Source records
------

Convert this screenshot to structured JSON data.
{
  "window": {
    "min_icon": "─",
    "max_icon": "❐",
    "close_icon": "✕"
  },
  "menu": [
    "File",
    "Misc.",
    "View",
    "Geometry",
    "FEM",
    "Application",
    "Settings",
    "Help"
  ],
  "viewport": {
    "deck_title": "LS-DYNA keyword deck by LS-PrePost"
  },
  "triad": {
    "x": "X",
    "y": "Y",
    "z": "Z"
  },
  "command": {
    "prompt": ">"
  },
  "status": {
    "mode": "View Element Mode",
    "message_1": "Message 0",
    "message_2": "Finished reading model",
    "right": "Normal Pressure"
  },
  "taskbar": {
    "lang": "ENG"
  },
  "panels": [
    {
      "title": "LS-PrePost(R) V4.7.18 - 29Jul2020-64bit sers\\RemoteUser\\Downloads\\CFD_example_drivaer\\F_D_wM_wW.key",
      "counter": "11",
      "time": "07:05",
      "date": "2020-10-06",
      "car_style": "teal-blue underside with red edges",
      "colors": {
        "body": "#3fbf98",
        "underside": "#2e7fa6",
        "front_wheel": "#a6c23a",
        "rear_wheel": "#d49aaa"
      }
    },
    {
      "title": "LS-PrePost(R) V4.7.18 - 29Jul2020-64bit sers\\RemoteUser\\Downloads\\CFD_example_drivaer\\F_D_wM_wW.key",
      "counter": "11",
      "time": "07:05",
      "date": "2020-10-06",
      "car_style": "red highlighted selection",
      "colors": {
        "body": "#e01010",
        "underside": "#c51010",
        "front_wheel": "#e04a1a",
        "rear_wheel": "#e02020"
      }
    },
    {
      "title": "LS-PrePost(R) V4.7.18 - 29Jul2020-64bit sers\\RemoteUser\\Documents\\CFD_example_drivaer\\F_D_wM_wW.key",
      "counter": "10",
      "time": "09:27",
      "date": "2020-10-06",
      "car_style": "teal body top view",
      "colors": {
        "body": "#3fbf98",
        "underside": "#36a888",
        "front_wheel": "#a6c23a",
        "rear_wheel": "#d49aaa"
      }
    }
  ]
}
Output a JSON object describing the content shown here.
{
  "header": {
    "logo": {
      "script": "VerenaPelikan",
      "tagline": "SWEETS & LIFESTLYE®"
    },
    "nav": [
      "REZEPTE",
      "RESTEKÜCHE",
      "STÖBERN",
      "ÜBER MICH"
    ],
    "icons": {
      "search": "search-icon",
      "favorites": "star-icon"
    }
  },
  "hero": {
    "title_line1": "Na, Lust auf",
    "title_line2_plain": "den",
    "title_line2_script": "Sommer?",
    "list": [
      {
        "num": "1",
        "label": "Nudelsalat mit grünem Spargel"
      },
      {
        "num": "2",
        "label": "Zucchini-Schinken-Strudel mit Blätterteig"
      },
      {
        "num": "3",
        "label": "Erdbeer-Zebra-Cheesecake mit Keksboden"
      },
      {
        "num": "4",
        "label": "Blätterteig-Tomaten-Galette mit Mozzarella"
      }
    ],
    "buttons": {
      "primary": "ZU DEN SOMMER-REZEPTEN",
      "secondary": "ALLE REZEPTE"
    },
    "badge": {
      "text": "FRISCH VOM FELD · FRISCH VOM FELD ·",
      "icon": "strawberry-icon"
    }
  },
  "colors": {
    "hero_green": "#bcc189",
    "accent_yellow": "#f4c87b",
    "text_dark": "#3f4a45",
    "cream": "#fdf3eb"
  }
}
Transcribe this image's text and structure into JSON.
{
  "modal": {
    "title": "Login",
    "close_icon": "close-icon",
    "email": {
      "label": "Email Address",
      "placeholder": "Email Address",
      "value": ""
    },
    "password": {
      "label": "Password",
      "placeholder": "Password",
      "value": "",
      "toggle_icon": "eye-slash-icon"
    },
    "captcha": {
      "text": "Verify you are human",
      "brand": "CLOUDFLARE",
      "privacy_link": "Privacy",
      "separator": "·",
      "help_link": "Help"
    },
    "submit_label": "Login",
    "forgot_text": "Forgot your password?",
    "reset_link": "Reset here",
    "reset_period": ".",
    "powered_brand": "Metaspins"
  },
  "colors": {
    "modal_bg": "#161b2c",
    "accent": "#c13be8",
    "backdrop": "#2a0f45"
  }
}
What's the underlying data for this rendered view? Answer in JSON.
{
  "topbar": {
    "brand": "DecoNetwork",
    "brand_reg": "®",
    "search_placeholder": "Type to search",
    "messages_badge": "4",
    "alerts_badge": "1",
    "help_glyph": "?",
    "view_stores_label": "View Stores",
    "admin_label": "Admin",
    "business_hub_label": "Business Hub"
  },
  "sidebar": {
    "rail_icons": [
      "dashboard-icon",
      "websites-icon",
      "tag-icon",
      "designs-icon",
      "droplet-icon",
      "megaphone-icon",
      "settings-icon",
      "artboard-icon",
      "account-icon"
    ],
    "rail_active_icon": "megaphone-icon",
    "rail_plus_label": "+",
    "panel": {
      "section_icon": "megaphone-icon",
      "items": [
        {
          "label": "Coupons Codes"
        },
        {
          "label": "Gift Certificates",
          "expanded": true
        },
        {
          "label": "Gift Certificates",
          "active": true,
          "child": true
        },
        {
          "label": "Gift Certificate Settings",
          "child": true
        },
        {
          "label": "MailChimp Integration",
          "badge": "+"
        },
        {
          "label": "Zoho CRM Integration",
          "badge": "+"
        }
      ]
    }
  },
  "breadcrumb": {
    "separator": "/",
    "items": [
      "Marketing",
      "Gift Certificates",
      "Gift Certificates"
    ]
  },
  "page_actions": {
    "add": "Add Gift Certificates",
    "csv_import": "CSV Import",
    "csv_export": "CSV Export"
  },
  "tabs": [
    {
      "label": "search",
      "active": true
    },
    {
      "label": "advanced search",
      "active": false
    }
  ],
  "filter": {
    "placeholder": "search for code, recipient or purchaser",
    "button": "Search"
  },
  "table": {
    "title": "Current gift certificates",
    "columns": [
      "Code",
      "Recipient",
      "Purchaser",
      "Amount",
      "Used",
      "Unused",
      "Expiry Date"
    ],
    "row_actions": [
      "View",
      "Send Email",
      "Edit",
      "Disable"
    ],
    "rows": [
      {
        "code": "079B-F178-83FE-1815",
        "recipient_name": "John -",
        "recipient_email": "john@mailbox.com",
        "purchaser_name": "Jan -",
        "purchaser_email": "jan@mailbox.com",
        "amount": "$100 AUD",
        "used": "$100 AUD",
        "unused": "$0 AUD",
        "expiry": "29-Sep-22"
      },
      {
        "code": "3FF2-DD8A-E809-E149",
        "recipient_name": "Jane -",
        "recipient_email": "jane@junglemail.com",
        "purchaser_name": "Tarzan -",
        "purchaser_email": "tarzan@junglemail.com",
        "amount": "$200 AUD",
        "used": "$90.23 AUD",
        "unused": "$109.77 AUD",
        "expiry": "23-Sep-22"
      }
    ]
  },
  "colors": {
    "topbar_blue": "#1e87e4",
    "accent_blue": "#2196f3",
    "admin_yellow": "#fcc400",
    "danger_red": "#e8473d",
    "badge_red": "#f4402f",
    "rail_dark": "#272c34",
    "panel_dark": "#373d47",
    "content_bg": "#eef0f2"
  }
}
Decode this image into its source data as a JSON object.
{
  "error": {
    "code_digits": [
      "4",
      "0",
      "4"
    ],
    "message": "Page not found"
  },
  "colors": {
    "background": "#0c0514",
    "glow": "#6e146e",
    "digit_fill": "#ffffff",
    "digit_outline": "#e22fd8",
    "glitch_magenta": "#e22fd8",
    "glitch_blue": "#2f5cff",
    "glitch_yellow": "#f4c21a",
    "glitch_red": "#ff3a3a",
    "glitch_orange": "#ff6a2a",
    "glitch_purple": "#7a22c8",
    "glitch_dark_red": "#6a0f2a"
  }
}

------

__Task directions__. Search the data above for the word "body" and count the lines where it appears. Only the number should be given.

__Exercise response__. 4